**Work to be completed**
Each entry below is to be copied verbatim.

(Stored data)
::::

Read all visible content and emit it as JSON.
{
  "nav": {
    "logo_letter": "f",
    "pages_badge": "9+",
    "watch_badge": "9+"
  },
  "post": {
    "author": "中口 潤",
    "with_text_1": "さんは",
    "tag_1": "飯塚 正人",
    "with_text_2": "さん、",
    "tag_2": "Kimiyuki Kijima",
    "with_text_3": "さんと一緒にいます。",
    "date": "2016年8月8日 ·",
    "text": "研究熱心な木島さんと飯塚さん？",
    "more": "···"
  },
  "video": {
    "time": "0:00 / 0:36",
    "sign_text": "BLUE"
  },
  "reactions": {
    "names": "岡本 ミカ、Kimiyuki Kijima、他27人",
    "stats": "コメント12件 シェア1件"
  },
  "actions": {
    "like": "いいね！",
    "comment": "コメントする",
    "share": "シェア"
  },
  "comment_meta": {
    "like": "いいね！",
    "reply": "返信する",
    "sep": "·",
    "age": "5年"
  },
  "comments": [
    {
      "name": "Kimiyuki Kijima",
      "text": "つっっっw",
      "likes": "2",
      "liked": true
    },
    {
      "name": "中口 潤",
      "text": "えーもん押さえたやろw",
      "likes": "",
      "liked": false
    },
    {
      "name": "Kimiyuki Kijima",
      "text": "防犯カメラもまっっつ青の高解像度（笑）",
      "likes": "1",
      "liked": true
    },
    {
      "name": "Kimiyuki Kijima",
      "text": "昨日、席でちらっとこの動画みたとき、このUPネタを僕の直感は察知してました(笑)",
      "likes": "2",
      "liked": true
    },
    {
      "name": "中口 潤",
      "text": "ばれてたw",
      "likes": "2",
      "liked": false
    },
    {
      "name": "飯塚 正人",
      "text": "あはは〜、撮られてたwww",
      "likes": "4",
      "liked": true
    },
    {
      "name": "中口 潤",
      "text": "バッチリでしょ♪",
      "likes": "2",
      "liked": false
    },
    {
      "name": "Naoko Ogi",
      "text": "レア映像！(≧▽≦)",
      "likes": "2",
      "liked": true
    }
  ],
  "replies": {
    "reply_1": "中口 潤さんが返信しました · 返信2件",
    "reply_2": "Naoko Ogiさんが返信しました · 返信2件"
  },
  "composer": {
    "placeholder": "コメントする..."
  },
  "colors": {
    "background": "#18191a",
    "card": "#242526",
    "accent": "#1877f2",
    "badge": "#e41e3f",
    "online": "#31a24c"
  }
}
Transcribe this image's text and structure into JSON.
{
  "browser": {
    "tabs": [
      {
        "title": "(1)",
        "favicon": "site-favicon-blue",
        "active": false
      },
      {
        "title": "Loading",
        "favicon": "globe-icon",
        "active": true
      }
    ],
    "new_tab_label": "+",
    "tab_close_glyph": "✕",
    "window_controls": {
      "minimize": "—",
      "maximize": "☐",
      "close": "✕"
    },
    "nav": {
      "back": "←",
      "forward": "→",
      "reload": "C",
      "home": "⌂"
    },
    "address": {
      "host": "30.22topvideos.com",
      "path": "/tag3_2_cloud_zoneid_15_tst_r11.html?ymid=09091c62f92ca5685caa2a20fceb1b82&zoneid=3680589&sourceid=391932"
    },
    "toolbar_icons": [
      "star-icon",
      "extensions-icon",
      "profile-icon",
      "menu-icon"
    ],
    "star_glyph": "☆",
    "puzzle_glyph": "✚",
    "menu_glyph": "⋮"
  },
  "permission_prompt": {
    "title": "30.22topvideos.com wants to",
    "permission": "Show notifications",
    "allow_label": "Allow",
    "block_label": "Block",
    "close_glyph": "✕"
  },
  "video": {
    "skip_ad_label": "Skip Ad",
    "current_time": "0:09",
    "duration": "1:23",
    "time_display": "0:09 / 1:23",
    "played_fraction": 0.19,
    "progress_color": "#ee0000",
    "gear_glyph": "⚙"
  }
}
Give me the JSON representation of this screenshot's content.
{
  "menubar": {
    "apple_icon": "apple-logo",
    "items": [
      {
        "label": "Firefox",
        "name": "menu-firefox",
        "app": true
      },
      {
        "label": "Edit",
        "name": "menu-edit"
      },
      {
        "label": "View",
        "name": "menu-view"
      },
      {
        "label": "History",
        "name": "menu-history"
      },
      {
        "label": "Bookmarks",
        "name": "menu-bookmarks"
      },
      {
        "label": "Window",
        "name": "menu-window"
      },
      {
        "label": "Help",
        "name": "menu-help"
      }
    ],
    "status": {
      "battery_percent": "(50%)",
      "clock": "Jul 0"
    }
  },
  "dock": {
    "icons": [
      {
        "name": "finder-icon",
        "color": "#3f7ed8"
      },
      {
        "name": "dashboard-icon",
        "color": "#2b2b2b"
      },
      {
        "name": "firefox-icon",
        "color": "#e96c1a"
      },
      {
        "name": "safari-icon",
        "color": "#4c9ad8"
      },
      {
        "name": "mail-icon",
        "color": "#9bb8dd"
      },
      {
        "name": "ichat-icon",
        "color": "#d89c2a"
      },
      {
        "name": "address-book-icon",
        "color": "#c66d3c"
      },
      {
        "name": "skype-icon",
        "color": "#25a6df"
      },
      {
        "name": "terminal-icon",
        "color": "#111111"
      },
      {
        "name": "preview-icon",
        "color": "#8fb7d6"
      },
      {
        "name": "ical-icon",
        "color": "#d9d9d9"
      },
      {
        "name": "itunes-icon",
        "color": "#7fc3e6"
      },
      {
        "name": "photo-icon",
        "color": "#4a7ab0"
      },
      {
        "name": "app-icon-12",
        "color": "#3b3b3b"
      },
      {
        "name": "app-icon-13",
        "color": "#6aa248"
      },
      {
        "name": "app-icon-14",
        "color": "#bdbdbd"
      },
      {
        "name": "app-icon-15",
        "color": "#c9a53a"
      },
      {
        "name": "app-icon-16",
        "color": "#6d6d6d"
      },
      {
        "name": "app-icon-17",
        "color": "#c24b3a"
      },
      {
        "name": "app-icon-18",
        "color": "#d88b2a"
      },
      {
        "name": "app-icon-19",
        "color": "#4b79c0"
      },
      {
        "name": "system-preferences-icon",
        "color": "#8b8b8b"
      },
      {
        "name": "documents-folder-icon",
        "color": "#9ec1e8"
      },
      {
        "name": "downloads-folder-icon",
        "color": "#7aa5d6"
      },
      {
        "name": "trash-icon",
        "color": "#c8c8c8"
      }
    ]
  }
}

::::

**Response for this exercise**
Read all visible content and emit it as JSON.
{
  "nav": {
    "logo_letter": "f",
    "pages_badge": "9+",
    "watch_badge": "9+"
  },
  "post": {
    "author": "中口 潤",
    "with_text_1": "さんは",
    "tag_1": "飯塚 正人",
    "with_text_2": "さん、",
    "tag_2": "Kimiyuki Kijima",
    "with_text_3": "さんと一緒にいます。",
    "date": "2016年8月8日 ·",
    "text": "研究熱心な木島さんと飯塚さん？",
    "more": "···"
  },
  "video": {
    "time": "0:00 / 0:36",
    "sign_text": "BLUE"
  },
  "reactions": {
    "names": "岡本 ミカ、Kimiyuki Kijima、他27人",
    "stats": "コメント12件 シェア1件"
  },
  "actions": {
    "like": "いいね！",
    "comment": "コメントする",
    "share": "シェア"
  },
  "comment_meta": {
    "like": "いいね！",
    "reply": "返信する",
    "sep": "·",
    "age": "5年"
  },
  "comments": [
    {
      "name": "Kimiyuki Kijima",
      "text": "つっっっw",
      "likes": "2",
      "liked": true
    },
    {
      "name": "中口 潤",
      "text": "えーもん押さえたやろw",
      "likes": "",
      "liked": false
    },
    {
      "name": "Kimiyuki Kijima",
      "text": "防犯カメラもまっっつ青の高解像度（笑）",
      "likes": "1",
      "liked": true
    },
    {
      "name": "Kimiyuki Kijima",
      "text": "昨日、席でちらっとこの動画みたとき、このUPネタを僕の直感は察知してました(笑)",
      "likes": "2",
      "liked": true
    },
    {
      "name": "中口 潤",
      "text": "ばれてたw",
      "likes": "2",
      "liked": false
    },
    {
      "name": "飯塚 正人",
      "text": "あはは〜、撮られてたwww",
      "likes": "4",
      "liked": true
    },
    {
      "name": "中口 潤",
      "text": "バッチリでしょ♪",
      "likes": "2",
      "liked": false
    },
    {
      "name": "Naoko Ogi",
      "text": "レア映像！(≧▽≦)",
      "likes": "2",
      "liked": true
    }
  ],
  "replies": {
    "reply_1": "中口 潤さんが返信しました · 返信2件",
    "reply_2": "Naoko Ogiさんが返信しました · 返信2件"
  },
  "composer": {
    "placeholder": "コメントする..."
  },
  "colors": {
    "background": "#18191a",
    "card": "#242526",
    "accent": "#1877f2",
    "badge": "#e41e3f",
    "online": "#31a24c"
  }
}
Transcribe this image's text and structure into JSON.
{
  "browser": {
    "tabs": [
      {
        "title": "(1)",
        "favicon": "site-favicon-blue",
        "active": false
      },
      {
        "title": "Loading",
        "favicon": "globe-icon",
        "active": true
      }
    ],
    "new_tab_label": "+",
    "tab_close_glyph": "✕",
    "window_controls": {
      "minimize": "—",
      "maximize": "☐",
      "close": "✕"
    },
    "nav": {
      "back": "←",
      "forward": "→",
      "reload": "C",
      "home": "⌂"
    },
    "address": {
      "host": "30.22topvideos.com",
      "path": "/tag3_2_cloud_zoneid_15_tst_r11.html?ymid=09091c62f92ca5685caa2a20fceb1b82&zoneid=3680589&sourceid=391932"
    },
    "toolbar_icons": [
      "star-icon",
      "extensions-icon",
      "profile-icon",
      "menu-icon"
    ],
    "star_glyph": "☆",
    "puzzle_glyph": "✚",
    "menu_glyph": "⋮"
  },
  "permission_prompt": {
    "title": "30.22topvideos.com wants to",
    "permission": "Show notifications",
    "allow_label": "Allow",
    "block_label": "Block",
    "close_glyph": "✕"
  },
  "video": {
    "skip_ad_label": "Skip Ad",
    "current_time": "0:09",
    "duration": "1:23",
    "time_display": "0:09 / 1:23",
    "played_fraction": 0.19,
    "progress_color": "#ee0000",
    "gear_glyph": "⚙"
  }
}
Give me the JSON representation of this screenshot's content.
{
  "menubar": {
    "apple_icon": "apple-logo",
    "items": [
      {
        "label": "Firefox",
        "name": "menu-firefox",
        "app": true
      },
      {
        "label": "Edit",
        "name": "menu-edit"
      },
      {
        "label": "View",
        "name": "menu-view"
      },
      {
        "label": "History",
        "name": "menu-history"
      },
      {
        "label": "Bookmarks",
        "name": "menu-bookmarks"
      },
      {
        "label": "Window",
        "name": "menu-window"
      },
      {
        "label": "Help",
        "name": "menu-help"
      }
    ],
    "status": {
      "battery_percent": "(50%)",
      "clock": "Jul 0"
    }
  },
  "dock": {
    "icons": [
      {
        "name": "finder-icon",
        "color": "#3f7ed8"
      },
      {
        "name": "dashboard-icon",
        "color": "#2b2b2b"
      },
      {
        "name": "firefox-icon",
        "color": "#e96c1a"
      },
      {
        "name": "safari-icon",
        "color": "#4c9ad8"
      },
      {
        "name": "mail-icon",
        "color": "#9bb8dd"
      },
      {
        "name": "ichat-icon",
        "color": "#d89c2a"
      },
      {
        "name": "address-book-icon",
        "color": "#c66d3c"
      },
      {
        "name": "skype-icon",
        "color": "#25a6df"
      },
      {
        "name": "terminal-icon",
        "color": "#111111"
      },
      {
        "name": "preview-icon",
        "color": "#8fb7d6"
      },
      {
        "name": "ical-icon",
        "color": "#d9d9d9"
      },
      {
        "name": "itunes-icon",
        "color": "#7fc3e6"
      },
      {
        "name": "photo-icon",
        "color": "#4a7ab0"
      },
      {
        "name": "app-icon-12",
        "color": "#3b3b3b"
      },
      {
        "name": "app-icon-13",
        "color": "#6aa248"
      },
      {
        "name": "app-icon-14",
        "color": "#bdbdbd"
      },
      {
        "name": "app-icon-15",
        "color": "#c9a53a"
      },
      {
        "name": "app-icon-16",
        "color": "#6d6d6d"
      },
      {
        "name": "app-icon-17",
        "color": "#c24b3a"
      },
      {
        "name": "app-icon-18",
        "color": "#d88b2a"
      },
      {
        "name": "app-icon-19",
        "color": "#4b79c0"
      },
      {
        "name": "system-preferences-icon",
        "color": "#8b8b8b"
      },
      {
        "name": "documents-folder-icon",
        "color": "#9ec1e8"
      },
      {
        "name": "downloads-folder-icon",
        "color": "#7aa5d6"
      },
      {
        "name": "trash-icon",
        "color": "#c8c8c8"
      }
    ]
  }
}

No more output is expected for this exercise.